--- Work order ---
Copy each line in the data below that contains the word "sort".

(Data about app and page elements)
•••••
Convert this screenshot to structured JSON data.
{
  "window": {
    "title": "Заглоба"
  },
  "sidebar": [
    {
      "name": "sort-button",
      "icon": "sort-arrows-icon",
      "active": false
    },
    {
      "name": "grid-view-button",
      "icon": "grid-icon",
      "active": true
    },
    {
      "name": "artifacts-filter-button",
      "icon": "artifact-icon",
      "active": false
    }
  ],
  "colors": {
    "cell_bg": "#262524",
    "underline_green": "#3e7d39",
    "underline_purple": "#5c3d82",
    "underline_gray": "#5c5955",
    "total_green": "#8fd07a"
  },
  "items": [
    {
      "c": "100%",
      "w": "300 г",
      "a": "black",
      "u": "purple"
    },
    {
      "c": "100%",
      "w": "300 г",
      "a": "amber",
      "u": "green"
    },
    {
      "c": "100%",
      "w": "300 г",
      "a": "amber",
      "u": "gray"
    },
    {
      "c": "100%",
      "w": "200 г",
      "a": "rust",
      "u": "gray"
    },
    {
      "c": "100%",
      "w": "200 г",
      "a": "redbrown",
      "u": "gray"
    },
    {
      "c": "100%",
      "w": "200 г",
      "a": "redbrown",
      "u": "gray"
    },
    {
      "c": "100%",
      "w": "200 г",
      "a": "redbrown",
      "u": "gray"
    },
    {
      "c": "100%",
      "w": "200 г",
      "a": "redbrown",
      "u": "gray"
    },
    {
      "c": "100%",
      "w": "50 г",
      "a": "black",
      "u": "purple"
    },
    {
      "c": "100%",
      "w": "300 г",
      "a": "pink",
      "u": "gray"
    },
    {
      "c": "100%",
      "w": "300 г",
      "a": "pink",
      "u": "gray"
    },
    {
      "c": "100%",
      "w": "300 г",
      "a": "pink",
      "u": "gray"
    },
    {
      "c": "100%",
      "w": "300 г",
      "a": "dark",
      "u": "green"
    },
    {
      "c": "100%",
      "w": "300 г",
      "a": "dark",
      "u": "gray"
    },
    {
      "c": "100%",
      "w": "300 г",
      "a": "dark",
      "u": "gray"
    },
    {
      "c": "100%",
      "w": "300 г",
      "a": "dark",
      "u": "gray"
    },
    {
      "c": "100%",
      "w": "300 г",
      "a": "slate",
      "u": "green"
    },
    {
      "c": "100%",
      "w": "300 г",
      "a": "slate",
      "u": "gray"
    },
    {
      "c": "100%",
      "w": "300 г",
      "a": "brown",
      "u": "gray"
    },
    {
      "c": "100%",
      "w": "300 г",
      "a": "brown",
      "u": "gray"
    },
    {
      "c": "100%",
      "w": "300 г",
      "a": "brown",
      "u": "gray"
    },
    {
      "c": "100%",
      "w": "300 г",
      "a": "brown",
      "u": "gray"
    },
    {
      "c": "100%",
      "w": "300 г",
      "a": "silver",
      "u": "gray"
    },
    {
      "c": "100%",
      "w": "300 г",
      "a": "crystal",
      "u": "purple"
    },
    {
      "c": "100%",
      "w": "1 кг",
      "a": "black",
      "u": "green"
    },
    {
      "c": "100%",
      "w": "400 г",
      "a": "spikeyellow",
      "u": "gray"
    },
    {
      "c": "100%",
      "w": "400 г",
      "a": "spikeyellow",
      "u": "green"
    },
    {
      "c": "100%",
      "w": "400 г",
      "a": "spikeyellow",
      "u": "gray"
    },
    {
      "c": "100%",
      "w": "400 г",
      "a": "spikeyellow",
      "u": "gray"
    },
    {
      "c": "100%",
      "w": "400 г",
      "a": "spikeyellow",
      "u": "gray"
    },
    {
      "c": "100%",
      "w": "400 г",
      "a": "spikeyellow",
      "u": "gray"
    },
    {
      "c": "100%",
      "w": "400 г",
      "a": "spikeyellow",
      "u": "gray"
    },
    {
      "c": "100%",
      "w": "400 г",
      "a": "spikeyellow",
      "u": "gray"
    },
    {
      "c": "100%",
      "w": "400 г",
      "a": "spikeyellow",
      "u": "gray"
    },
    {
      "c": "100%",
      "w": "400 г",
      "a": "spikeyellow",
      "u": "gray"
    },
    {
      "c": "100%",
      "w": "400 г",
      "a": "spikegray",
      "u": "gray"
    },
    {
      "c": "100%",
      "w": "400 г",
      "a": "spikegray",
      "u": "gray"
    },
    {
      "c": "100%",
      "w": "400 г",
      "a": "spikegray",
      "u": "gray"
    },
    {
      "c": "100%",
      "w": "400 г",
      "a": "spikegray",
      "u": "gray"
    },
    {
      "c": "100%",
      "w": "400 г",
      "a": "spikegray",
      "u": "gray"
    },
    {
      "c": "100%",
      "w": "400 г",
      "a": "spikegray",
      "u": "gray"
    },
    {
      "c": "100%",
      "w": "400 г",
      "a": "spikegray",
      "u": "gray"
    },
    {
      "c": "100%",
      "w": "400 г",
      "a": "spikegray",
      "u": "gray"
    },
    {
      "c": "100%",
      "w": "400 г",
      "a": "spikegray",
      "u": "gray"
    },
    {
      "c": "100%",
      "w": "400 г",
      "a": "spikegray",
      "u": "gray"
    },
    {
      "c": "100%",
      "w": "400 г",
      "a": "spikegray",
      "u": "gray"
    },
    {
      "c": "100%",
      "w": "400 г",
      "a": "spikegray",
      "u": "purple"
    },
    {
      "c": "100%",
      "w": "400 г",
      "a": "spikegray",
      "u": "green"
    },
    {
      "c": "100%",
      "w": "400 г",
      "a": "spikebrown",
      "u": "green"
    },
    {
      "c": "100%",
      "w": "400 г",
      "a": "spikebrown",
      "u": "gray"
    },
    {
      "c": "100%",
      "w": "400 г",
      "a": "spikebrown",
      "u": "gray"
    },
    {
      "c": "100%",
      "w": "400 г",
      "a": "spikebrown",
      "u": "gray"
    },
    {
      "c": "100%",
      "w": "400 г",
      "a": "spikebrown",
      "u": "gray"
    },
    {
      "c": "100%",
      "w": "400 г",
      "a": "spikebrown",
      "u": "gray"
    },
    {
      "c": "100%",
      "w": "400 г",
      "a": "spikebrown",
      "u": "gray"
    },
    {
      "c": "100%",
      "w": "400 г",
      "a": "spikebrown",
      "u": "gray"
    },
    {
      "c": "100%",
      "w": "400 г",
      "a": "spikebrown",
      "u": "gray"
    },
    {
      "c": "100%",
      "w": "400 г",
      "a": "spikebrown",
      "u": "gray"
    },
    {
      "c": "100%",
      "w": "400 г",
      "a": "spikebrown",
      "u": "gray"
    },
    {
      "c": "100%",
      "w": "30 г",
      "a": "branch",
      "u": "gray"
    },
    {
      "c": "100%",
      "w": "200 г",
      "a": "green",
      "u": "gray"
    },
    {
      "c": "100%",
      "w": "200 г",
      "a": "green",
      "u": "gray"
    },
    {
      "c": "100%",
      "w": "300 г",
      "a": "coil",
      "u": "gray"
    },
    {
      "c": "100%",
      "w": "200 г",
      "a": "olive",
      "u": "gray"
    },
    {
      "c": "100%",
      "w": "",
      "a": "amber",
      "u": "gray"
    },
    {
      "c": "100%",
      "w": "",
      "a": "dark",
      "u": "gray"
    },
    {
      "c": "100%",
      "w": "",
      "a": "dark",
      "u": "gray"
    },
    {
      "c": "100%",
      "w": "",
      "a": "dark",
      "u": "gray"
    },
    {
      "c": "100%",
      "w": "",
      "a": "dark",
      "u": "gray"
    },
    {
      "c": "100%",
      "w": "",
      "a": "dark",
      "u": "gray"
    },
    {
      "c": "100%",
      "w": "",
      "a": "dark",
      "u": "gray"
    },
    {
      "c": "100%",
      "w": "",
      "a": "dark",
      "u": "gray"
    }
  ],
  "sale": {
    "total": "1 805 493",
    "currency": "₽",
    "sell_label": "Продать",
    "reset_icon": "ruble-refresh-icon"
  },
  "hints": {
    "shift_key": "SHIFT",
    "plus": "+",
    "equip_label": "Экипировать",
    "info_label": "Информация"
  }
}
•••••
--- Answer section ---
      "name": "sort-button",
      "icon": "sort-arrows-icon",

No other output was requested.